Your reply must be the number of lines in the entries that hold the word "JSON", and nothing else.

++++ Excerpted data

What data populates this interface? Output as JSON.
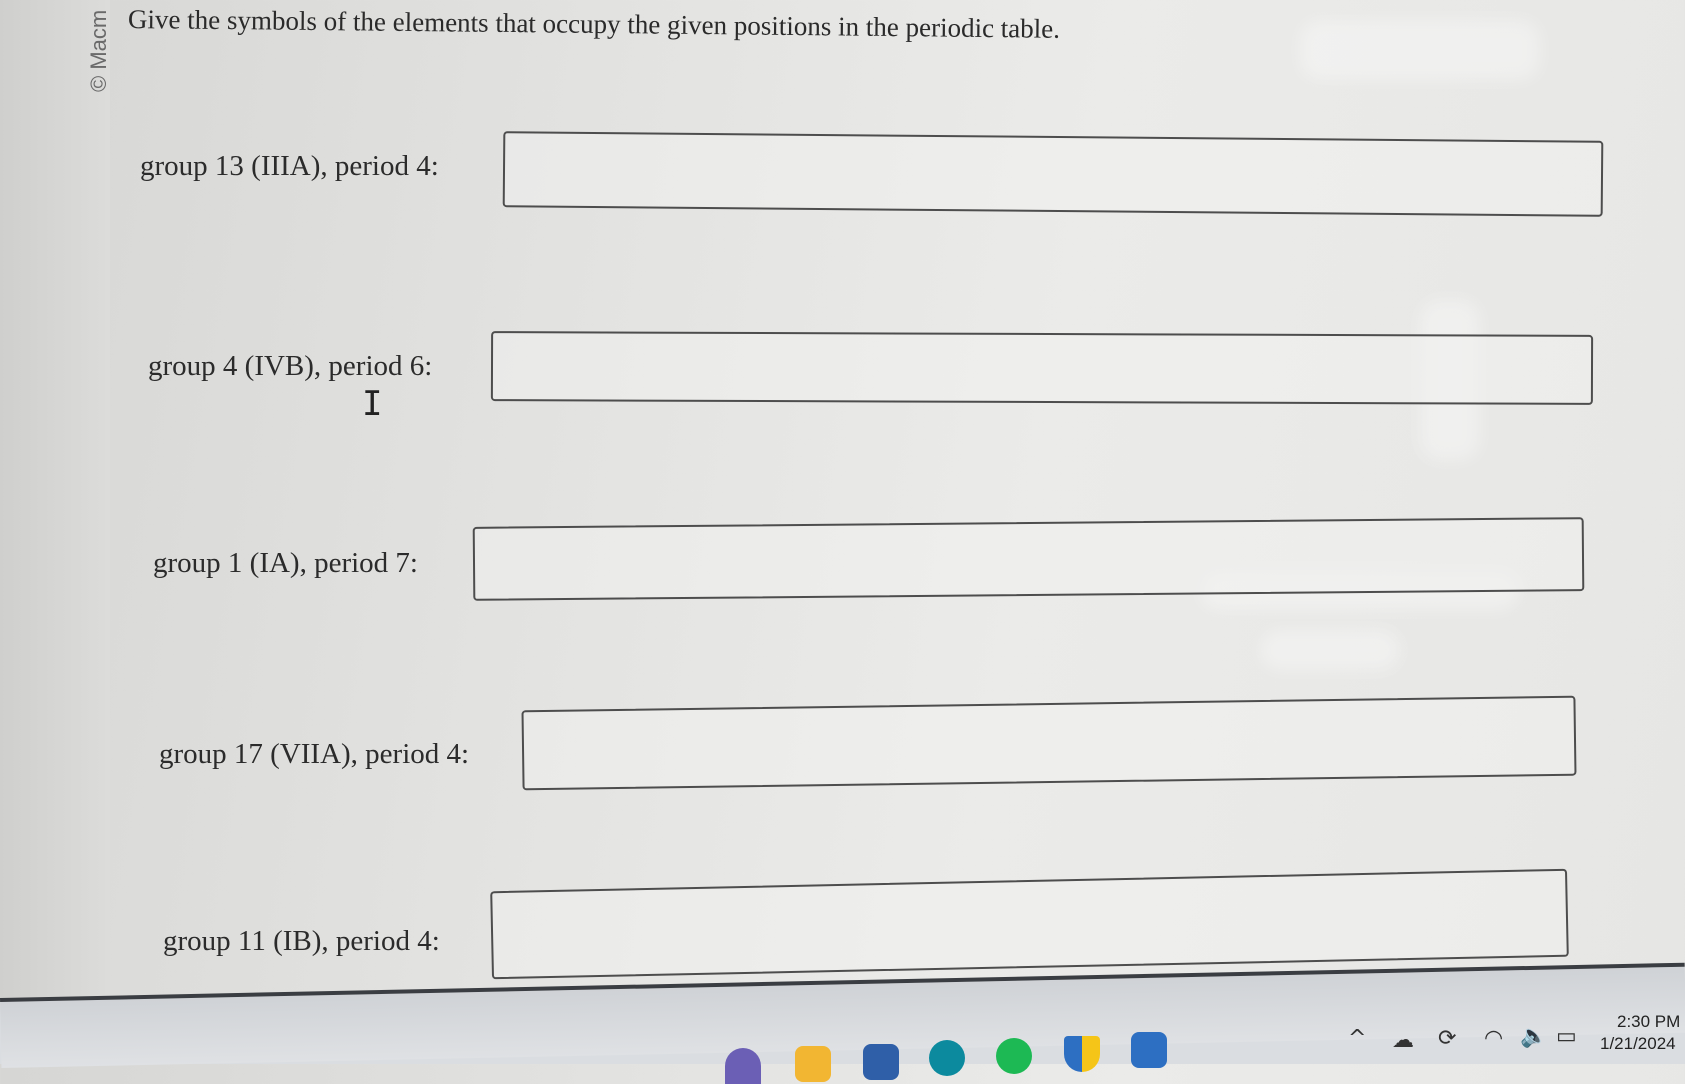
{
  "watermark": {
    "copyright": "© Macm"
  },
  "question": {
    "prompt": "Give the symbols of the elements that occupy the given positions in the periodic table."
  },
  "rows": [
    {
      "label": "group 13 (IIIA), period 4:",
      "value": ""
    },
    {
      "label": "group 4 (IVB), period 6:",
      "value": ""
    },
    {
      "label": "group 1 (IA), period 7:",
      "value": ""
    },
    {
      "label": "group 17 (VIIA), period 4:",
      "value": ""
    },
    {
      "label": "group 11 (IB), period 4:",
      "value": ""
    }
  ],
  "cursor": {
    "glyph": "I"
  },
  "taskbar": {
    "icons": [
      "chat-icon",
      "file-explorer-icon",
      "store-icon",
      "edge-icon",
      "spotify-icon",
      "security-shield-icon",
      "outlook-icon"
    ],
    "tray": {
      "chevron": "^",
      "time": "2:30 PM",
      "date": "1/21/2024"
    },
    "colors": {
      "spotify": "#1db954",
      "edge": "#0c8a9e",
      "explorer": "#f2b632",
      "store": "#2f5fa8",
      "outlook": "#2d6fc2",
      "shield_blue": "#2d6fc2",
      "shield_yellow": "#f5c518"
    }
  }
}
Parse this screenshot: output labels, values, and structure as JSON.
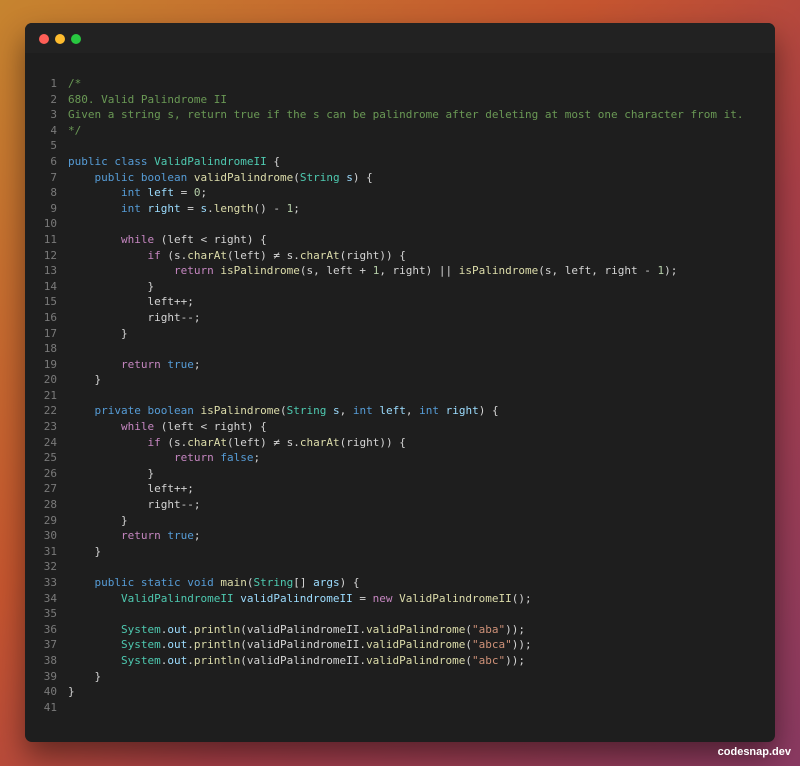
{
  "window": {
    "controls": [
      "close",
      "minimize",
      "maximize"
    ]
  },
  "code": {
    "lines": [
      [
        [
          "/*",
          "cm"
        ]
      ],
      [
        [
          "680. Valid Palindrome II",
          "cm"
        ]
      ],
      [
        [
          "Given a string s, return true if the s can be palindrome after deleting at most one character from it.",
          "cm"
        ]
      ],
      [
        [
          "*/",
          "cm"
        ]
      ],
      [],
      [
        [
          "public",
          "kw"
        ],
        [
          " ",
          "pl"
        ],
        [
          "class",
          "kw"
        ],
        [
          " ",
          "pl"
        ],
        [
          "ValidPalindromeII",
          "ty"
        ],
        [
          " {",
          "pl"
        ]
      ],
      [
        [
          "    ",
          "pl"
        ],
        [
          "public",
          "kw"
        ],
        [
          " ",
          "pl"
        ],
        [
          "boolean",
          "kw"
        ],
        [
          " ",
          "pl"
        ],
        [
          "validPalindrome",
          "fn"
        ],
        [
          "(",
          "pl"
        ],
        [
          "String",
          "ty"
        ],
        [
          " ",
          "pl"
        ],
        [
          "s",
          "vr"
        ],
        [
          ") {",
          "pl"
        ]
      ],
      [
        [
          "        ",
          "pl"
        ],
        [
          "int",
          "kw"
        ],
        [
          " ",
          "pl"
        ],
        [
          "left",
          "vr"
        ],
        [
          " = ",
          "pl"
        ],
        [
          "0",
          "nm"
        ],
        [
          ";",
          "pl"
        ]
      ],
      [
        [
          "        ",
          "pl"
        ],
        [
          "int",
          "kw"
        ],
        [
          " ",
          "pl"
        ],
        [
          "right",
          "vr"
        ],
        [
          " = ",
          "pl"
        ],
        [
          "s",
          "vr"
        ],
        [
          ".",
          "pl"
        ],
        [
          "length",
          "fn"
        ],
        [
          "() - ",
          "pl"
        ],
        [
          "1",
          "nm"
        ],
        [
          ";",
          "pl"
        ]
      ],
      [],
      [
        [
          "        ",
          "pl"
        ],
        [
          "while",
          "kw2"
        ],
        [
          " (left < right) {",
          "pl"
        ]
      ],
      [
        [
          "            ",
          "pl"
        ],
        [
          "if",
          "kw2"
        ],
        [
          " (s.",
          "pl"
        ],
        [
          "charAt",
          "fn"
        ],
        [
          "(left) ≠ s.",
          "pl"
        ],
        [
          "charAt",
          "fn"
        ],
        [
          "(right)) {",
          "pl"
        ]
      ],
      [
        [
          "                ",
          "pl"
        ],
        [
          "return",
          "kw2"
        ],
        [
          " ",
          "pl"
        ],
        [
          "isPalindrome",
          "fn"
        ],
        [
          "(s, left + ",
          "pl"
        ],
        [
          "1",
          "nm"
        ],
        [
          ", right) || ",
          "pl"
        ],
        [
          "isPalindrome",
          "fn"
        ],
        [
          "(s, left, right - ",
          "pl"
        ],
        [
          "1",
          "nm"
        ],
        [
          ");",
          "pl"
        ]
      ],
      [
        [
          "            }",
          "pl"
        ]
      ],
      [
        [
          "            left++;",
          "pl"
        ]
      ],
      [
        [
          "            right--;",
          "pl"
        ]
      ],
      [
        [
          "        }",
          "pl"
        ]
      ],
      [],
      [
        [
          "        ",
          "pl"
        ],
        [
          "return",
          "kw2"
        ],
        [
          " ",
          "pl"
        ],
        [
          "true",
          "kw"
        ],
        [
          ";",
          "pl"
        ]
      ],
      [
        [
          "    }",
          "pl"
        ]
      ],
      [],
      [
        [
          "    ",
          "pl"
        ],
        [
          "private",
          "kw"
        ],
        [
          " ",
          "pl"
        ],
        [
          "boolean",
          "kw"
        ],
        [
          " ",
          "pl"
        ],
        [
          "isPalindrome",
          "fn"
        ],
        [
          "(",
          "pl"
        ],
        [
          "String",
          "ty"
        ],
        [
          " ",
          "pl"
        ],
        [
          "s",
          "vr"
        ],
        [
          ", ",
          "pl"
        ],
        [
          "int",
          "kw"
        ],
        [
          " ",
          "pl"
        ],
        [
          "left",
          "vr"
        ],
        [
          ", ",
          "pl"
        ],
        [
          "int",
          "kw"
        ],
        [
          " ",
          "pl"
        ],
        [
          "right",
          "vr"
        ],
        [
          ") {",
          "pl"
        ]
      ],
      [
        [
          "        ",
          "pl"
        ],
        [
          "while",
          "kw2"
        ],
        [
          " (left < right) {",
          "pl"
        ]
      ],
      [
        [
          "            ",
          "pl"
        ],
        [
          "if",
          "kw2"
        ],
        [
          " (s.",
          "pl"
        ],
        [
          "charAt",
          "fn"
        ],
        [
          "(left) ≠ s.",
          "pl"
        ],
        [
          "charAt",
          "fn"
        ],
        [
          "(right)) {",
          "pl"
        ]
      ],
      [
        [
          "                ",
          "pl"
        ],
        [
          "return",
          "kw2"
        ],
        [
          " ",
          "pl"
        ],
        [
          "false",
          "kw"
        ],
        [
          ";",
          "pl"
        ]
      ],
      [
        [
          "            }",
          "pl"
        ]
      ],
      [
        [
          "            left++;",
          "pl"
        ]
      ],
      [
        [
          "            right--;",
          "pl"
        ]
      ],
      [
        [
          "        }",
          "pl"
        ]
      ],
      [
        [
          "        ",
          "pl"
        ],
        [
          "return",
          "kw2"
        ],
        [
          " ",
          "pl"
        ],
        [
          "true",
          "kw"
        ],
        [
          ";",
          "pl"
        ]
      ],
      [
        [
          "    }",
          "pl"
        ]
      ],
      [],
      [
        [
          "    ",
          "pl"
        ],
        [
          "public",
          "kw"
        ],
        [
          " ",
          "pl"
        ],
        [
          "static",
          "kw"
        ],
        [
          " ",
          "pl"
        ],
        [
          "void",
          "kw"
        ],
        [
          " ",
          "pl"
        ],
        [
          "main",
          "fn"
        ],
        [
          "(",
          "pl"
        ],
        [
          "String",
          "ty"
        ],
        [
          "[] ",
          "pl"
        ],
        [
          "args",
          "vr"
        ],
        [
          ") {",
          "pl"
        ]
      ],
      [
        [
          "        ",
          "pl"
        ],
        [
          "ValidPalindromeII",
          "ty"
        ],
        [
          " ",
          "pl"
        ],
        [
          "validPalindromeII",
          "vr"
        ],
        [
          " = ",
          "pl"
        ],
        [
          "new",
          "kw2"
        ],
        [
          " ",
          "pl"
        ],
        [
          "ValidPalindromeII",
          "fn"
        ],
        [
          "();",
          "pl"
        ]
      ],
      [],
      [
        [
          "        ",
          "pl"
        ],
        [
          "System",
          "ty"
        ],
        [
          ".",
          "pl"
        ],
        [
          "out",
          "vr"
        ],
        [
          ".",
          "pl"
        ],
        [
          "println",
          "fn"
        ],
        [
          "(validPalindromeII.",
          "pl"
        ],
        [
          "validPalindrome",
          "fn"
        ],
        [
          "(",
          "pl"
        ],
        [
          "\"aba\"",
          "st"
        ],
        [
          "));",
          "pl"
        ]
      ],
      [
        [
          "        ",
          "pl"
        ],
        [
          "System",
          "ty"
        ],
        [
          ".",
          "pl"
        ],
        [
          "out",
          "vr"
        ],
        [
          ".",
          "pl"
        ],
        [
          "println",
          "fn"
        ],
        [
          "(validPalindromeII.",
          "pl"
        ],
        [
          "validPalindrome",
          "fn"
        ],
        [
          "(",
          "pl"
        ],
        [
          "\"abca\"",
          "st"
        ],
        [
          "));",
          "pl"
        ]
      ],
      [
        [
          "        ",
          "pl"
        ],
        [
          "System",
          "ty"
        ],
        [
          ".",
          "pl"
        ],
        [
          "out",
          "vr"
        ],
        [
          ".",
          "pl"
        ],
        [
          "println",
          "fn"
        ],
        [
          "(validPalindromeII.",
          "pl"
        ],
        [
          "validPalindrome",
          "fn"
        ],
        [
          "(",
          "pl"
        ],
        [
          "\"abc\"",
          "st"
        ],
        [
          "));",
          "pl"
        ]
      ],
      [
        [
          "    }",
          "pl"
        ]
      ],
      [
        [
          "}",
          "pl"
        ]
      ],
      []
    ]
  },
  "footer": {
    "brand": "codesnap.dev"
  }
}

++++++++

**Written response:**
2